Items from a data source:
┄┄┄┄┄┄┄┄┄┄

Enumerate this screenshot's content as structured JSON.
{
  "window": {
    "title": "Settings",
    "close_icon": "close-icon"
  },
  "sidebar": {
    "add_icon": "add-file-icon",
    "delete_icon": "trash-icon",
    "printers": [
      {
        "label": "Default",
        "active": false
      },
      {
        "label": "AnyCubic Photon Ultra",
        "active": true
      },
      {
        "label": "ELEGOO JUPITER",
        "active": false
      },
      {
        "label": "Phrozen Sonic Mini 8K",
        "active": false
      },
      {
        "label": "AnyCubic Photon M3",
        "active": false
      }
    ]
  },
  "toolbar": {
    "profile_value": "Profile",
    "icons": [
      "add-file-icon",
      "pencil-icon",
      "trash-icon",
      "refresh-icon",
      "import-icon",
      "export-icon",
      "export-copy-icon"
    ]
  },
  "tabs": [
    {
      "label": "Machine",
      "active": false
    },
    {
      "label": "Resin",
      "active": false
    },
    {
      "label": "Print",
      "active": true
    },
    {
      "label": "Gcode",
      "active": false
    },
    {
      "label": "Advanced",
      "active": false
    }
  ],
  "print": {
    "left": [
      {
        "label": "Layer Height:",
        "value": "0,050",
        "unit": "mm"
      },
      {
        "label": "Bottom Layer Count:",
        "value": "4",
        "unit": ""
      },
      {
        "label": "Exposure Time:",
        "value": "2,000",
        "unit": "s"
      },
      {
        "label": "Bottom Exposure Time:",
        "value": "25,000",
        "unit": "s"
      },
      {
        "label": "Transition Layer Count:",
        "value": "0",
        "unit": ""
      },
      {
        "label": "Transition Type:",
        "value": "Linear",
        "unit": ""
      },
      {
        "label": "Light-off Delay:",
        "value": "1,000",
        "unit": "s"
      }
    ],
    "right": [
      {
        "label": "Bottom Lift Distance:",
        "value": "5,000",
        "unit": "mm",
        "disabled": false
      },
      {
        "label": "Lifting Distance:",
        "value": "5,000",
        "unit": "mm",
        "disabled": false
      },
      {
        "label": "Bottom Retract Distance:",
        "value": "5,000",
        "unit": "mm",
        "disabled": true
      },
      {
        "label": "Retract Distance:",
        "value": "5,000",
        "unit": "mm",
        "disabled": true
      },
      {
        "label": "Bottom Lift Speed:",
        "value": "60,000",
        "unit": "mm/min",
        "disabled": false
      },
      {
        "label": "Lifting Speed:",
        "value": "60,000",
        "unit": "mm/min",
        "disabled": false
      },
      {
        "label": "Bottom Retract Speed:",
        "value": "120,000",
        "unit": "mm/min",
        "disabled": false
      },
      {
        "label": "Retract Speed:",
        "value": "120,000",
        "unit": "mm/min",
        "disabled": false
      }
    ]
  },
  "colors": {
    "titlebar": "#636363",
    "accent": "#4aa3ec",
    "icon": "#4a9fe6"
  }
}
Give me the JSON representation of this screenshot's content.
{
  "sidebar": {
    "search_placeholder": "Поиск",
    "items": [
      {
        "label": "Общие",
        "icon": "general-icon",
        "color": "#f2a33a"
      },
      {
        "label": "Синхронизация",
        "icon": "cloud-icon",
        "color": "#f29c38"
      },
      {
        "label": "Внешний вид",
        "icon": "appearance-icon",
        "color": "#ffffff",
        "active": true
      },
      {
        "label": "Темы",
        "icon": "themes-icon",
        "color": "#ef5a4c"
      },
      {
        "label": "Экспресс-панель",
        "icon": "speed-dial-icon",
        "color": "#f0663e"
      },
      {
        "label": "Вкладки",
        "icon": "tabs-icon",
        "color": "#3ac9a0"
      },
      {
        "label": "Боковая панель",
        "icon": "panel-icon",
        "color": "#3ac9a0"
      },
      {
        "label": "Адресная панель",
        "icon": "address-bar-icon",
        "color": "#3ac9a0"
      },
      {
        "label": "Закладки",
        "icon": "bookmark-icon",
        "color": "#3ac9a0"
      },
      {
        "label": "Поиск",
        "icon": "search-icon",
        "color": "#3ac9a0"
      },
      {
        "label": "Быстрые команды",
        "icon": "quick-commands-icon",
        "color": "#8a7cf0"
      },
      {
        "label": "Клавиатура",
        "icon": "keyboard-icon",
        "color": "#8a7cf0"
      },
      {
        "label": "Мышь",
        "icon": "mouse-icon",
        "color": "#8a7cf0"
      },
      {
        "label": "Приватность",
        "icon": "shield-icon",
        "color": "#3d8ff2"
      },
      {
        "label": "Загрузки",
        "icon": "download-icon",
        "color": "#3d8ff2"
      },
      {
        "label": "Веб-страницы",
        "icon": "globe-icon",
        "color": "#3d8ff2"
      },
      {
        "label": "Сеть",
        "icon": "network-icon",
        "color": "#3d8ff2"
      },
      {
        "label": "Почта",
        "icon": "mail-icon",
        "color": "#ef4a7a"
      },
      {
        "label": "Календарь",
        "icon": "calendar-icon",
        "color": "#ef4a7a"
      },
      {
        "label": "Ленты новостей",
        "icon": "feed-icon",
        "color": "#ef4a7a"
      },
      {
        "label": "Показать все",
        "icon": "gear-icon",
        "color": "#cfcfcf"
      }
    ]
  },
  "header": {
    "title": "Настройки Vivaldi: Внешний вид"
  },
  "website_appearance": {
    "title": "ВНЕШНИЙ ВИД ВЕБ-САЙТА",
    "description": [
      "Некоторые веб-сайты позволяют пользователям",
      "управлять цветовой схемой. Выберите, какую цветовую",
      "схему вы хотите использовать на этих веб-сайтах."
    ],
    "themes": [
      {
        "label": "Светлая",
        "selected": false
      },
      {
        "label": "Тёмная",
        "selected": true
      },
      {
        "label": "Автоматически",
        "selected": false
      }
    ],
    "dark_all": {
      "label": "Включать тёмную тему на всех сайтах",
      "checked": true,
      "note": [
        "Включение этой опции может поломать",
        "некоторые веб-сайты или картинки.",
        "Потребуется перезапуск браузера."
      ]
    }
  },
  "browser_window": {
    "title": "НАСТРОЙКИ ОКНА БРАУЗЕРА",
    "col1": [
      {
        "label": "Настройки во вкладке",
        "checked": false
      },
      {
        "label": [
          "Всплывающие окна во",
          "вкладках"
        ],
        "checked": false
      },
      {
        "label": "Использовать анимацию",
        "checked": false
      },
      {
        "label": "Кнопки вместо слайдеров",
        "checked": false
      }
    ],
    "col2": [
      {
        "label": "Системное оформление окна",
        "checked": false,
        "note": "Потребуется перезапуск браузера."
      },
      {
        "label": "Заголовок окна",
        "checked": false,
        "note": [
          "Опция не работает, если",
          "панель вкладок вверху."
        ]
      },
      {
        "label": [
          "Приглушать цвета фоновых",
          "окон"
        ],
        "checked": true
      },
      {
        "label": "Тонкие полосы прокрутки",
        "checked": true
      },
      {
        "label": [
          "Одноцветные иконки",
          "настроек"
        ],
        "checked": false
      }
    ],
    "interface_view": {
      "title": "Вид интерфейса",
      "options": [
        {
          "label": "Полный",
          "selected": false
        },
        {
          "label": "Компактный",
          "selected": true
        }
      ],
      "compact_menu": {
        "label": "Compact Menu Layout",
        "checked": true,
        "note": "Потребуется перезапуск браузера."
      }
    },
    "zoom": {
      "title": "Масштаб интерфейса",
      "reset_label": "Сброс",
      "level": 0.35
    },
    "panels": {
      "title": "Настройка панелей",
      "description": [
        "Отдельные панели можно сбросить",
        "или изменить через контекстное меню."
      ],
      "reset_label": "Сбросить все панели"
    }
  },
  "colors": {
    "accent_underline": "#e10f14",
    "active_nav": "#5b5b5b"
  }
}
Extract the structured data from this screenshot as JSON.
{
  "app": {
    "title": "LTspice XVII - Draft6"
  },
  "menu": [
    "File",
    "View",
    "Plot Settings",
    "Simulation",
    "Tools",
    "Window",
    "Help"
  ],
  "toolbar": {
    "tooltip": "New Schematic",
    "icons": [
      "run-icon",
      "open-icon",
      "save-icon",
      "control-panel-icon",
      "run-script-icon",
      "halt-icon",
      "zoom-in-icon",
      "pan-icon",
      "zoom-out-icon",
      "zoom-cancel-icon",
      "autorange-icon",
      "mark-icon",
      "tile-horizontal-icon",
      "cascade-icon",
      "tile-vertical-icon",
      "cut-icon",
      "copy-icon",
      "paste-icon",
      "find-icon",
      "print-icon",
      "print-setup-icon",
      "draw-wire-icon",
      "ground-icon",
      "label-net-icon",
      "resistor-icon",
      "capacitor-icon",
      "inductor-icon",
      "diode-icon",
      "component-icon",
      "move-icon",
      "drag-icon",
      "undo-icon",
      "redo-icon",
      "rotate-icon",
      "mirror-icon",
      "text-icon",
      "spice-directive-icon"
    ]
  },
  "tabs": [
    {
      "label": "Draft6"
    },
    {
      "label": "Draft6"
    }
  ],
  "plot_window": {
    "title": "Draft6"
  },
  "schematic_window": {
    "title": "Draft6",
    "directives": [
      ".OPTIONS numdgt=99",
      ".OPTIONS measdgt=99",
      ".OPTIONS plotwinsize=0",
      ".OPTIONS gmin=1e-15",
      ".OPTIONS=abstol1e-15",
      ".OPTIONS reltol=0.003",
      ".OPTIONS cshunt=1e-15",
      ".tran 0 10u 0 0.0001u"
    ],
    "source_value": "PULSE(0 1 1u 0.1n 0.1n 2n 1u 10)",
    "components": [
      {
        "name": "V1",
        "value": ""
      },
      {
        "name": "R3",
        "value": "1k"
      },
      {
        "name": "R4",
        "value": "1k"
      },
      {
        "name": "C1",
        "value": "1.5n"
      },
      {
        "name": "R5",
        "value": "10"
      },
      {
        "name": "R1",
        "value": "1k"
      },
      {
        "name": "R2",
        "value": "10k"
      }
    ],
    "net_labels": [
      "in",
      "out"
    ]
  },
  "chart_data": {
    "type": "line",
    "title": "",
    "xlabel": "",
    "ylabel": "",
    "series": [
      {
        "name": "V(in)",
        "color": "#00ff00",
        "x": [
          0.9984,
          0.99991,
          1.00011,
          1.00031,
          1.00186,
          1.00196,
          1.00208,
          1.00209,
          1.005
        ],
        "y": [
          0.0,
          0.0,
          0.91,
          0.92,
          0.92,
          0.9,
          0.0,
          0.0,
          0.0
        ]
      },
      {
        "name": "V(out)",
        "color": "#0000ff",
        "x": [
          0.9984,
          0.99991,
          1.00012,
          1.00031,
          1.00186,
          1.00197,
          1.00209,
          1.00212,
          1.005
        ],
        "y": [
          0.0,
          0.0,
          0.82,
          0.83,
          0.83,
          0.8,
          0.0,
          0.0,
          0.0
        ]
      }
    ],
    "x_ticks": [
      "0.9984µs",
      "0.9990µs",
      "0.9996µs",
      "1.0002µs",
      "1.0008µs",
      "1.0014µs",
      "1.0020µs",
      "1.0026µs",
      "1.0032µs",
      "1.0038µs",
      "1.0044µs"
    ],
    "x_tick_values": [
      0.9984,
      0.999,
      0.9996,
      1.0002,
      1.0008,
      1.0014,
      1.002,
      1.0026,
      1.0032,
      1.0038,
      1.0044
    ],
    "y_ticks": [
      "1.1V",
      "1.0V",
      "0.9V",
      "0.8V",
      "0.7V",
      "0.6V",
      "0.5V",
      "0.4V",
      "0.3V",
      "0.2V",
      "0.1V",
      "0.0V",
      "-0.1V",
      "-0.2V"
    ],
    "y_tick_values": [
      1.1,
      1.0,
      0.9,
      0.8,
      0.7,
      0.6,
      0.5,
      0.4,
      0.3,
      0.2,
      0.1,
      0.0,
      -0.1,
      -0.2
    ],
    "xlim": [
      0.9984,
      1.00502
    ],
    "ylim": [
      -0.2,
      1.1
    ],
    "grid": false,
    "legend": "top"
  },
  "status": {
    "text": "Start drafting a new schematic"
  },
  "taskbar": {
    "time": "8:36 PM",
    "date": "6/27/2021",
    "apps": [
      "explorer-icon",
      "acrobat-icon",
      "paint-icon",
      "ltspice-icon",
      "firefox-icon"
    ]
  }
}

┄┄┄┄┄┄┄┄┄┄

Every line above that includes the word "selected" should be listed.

FINISHED TASK.
        "selected": false
        "selected": true
        "selected": false
          "selected": false
          "selected": true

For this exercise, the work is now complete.